* **What the task asks**
Repeat all entries below exactly as shown.

* **Entries supplied**
↓↓↓

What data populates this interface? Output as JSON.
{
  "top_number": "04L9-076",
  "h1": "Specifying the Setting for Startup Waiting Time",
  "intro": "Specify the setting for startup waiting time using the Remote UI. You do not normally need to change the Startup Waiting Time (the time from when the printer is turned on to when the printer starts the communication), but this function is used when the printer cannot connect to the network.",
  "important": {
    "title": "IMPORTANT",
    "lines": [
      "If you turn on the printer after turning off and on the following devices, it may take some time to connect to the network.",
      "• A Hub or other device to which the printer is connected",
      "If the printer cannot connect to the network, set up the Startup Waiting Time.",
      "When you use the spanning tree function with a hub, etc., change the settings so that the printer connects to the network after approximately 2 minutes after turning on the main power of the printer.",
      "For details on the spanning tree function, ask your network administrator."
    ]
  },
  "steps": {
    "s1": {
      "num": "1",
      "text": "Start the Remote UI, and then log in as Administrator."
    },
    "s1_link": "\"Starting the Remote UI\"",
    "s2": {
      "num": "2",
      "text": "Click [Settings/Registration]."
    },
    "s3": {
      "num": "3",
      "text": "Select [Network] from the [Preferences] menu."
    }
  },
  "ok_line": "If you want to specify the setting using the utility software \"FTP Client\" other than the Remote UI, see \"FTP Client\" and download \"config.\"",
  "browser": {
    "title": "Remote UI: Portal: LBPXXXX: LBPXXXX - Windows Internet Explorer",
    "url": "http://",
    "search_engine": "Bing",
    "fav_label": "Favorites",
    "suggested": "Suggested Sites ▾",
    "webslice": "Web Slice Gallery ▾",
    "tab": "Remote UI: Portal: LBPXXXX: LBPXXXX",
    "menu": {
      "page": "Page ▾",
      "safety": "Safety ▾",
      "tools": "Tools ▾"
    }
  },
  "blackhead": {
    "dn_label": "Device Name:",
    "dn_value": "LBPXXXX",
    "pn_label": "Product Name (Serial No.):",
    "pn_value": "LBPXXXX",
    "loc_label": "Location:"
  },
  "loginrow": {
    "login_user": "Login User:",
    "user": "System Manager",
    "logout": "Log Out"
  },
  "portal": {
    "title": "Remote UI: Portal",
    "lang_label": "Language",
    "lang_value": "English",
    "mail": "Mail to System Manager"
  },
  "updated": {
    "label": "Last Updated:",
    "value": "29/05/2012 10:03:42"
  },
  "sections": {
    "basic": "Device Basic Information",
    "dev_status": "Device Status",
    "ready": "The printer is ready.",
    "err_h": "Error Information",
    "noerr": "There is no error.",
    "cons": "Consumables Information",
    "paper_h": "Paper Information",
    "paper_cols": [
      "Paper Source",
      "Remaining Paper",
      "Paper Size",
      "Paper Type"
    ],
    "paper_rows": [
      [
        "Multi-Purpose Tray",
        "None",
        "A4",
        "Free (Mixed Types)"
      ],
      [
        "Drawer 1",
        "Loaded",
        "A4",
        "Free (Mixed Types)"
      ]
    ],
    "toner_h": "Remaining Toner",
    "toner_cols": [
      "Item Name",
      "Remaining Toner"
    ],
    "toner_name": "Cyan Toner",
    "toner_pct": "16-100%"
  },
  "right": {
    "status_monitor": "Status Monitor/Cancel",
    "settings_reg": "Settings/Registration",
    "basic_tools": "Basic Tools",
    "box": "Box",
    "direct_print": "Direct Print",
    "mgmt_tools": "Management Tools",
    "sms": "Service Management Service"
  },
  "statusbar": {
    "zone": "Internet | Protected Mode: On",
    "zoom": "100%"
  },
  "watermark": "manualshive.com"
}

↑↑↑

* **The completed task**
What data populates this interface? Output as JSON.
{
  "top_number": "04L9-076",
  "h1": "Specifying the Setting for Startup Waiting Time",
  "intro": "Specify the setting for startup waiting time using the Remote UI. You do not normally need to change the Startup Waiting Time (the time from when the printer is turned on to when the printer starts the communication), but this function is used when the printer cannot connect to the network.",
  "important": {
    "title": "IMPORTANT",
    "lines": [
      "If you turn on the printer after turning off and on the following devices, it may take some time to connect to the network.",
      "• A Hub or other device to which the printer is connected",
      "If the printer cannot connect to the network, set up the Startup Waiting Time.",
      "When you use the spanning tree function with a hub, etc., change the settings so that the printer connects to the network after approximately 2 minutes after turning on the main power of the printer.",
      "For details on the spanning tree function, ask your network administrator."
    ]
  },
  "steps": {
    "s1": {
      "num": "1",
      "text": "Start the Remote UI, and then log in as Administrator."
    },
    "s1_link": "\"Starting the Remote UI\"",
    "s2": {
      "num": "2",
      "text": "Click [Settings/Registration]."
    },
    "s3": {
      "num": "3",
      "text": "Select [Network] from the [Preferences] menu."
    }
  },
  "ok_line": "If you want to specify the setting using the utility software \"FTP Client\" other than the Remote UI, see \"FTP Client\" and download \"config.\"",
  "browser": {
    "title": "Remote UI: Portal: LBPXXXX: LBPXXXX - Windows Internet Explorer",
    "url": "http://",
    "search_engine": "Bing",
    "fav_label": "Favorites",
    "suggested": "Suggested Sites ▾",
    "webslice": "Web Slice Gallery ▾",
    "tab": "Remote UI: Portal: LBPXXXX: LBPXXXX",
    "menu": {
      "page": "Page ▾",
      "safety": "Safety ▾",
      "tools": "Tools ▾"
    }
  },
  "blackhead": {
    "dn_label": "Device Name:",
    "dn_value": "LBPXXXX",
    "pn_label": "Product Name (Serial No.):",
    "pn_value": "LBPXXXX",
    "loc_label": "Location:"
  },
  "loginrow": {
    "login_user": "Login User:",
    "user": "System Manager",
    "logout": "Log Out"
  },
  "portal": {
    "title": "Remote UI: Portal",
    "lang_label": "Language",
    "lang_value": "English",
    "mail": "Mail to System Manager"
  },
  "updated": {
    "label": "Last Updated:",
    "value": "29/05/2012 10:03:42"
  },
  "sections": {
    "basic": "Device Basic Information",
    "dev_status": "Device Status",
    "ready": "The printer is ready.",
    "err_h": "Error Information",
    "noerr": "There is no error.",
    "cons": "Consumables Information",
    "paper_h": "Paper Information",
    "paper_cols": [
      "Paper Source",
      "Remaining Paper",
      "Paper Size",
      "Paper Type"
    ],
    "paper_rows": [
      [
        "Multi-Purpose Tray",
        "None",
        "A4",
        "Free (Mixed Types)"
      ],
      [
        "Drawer 1",
        "Loaded",
        "A4",
        "Free (Mixed Types)"
      ]
    ],
    "toner_h": "Remaining Toner",
    "toner_cols": [
      "Item Name",
      "Remaining Toner"
    ],
    "toner_name": "Cyan Toner",
    "toner_pct": "16-100%"
  },
  "right": {
    "status_monitor": "Status Monitor/Cancel",
    "settings_reg": "Settings/Registration",
    "basic_tools": "Basic Tools",
    "box": "Box",
    "direct_print": "Direct Print",
    "mgmt_tools": "Management Tools",
    "sms": "Service Management Service"
  },
  "statusbar": {
    "zone": "Internet | Protected Mode: On",
    "zoom": "100%"
  },
  "watermark": "manualshive.com"
}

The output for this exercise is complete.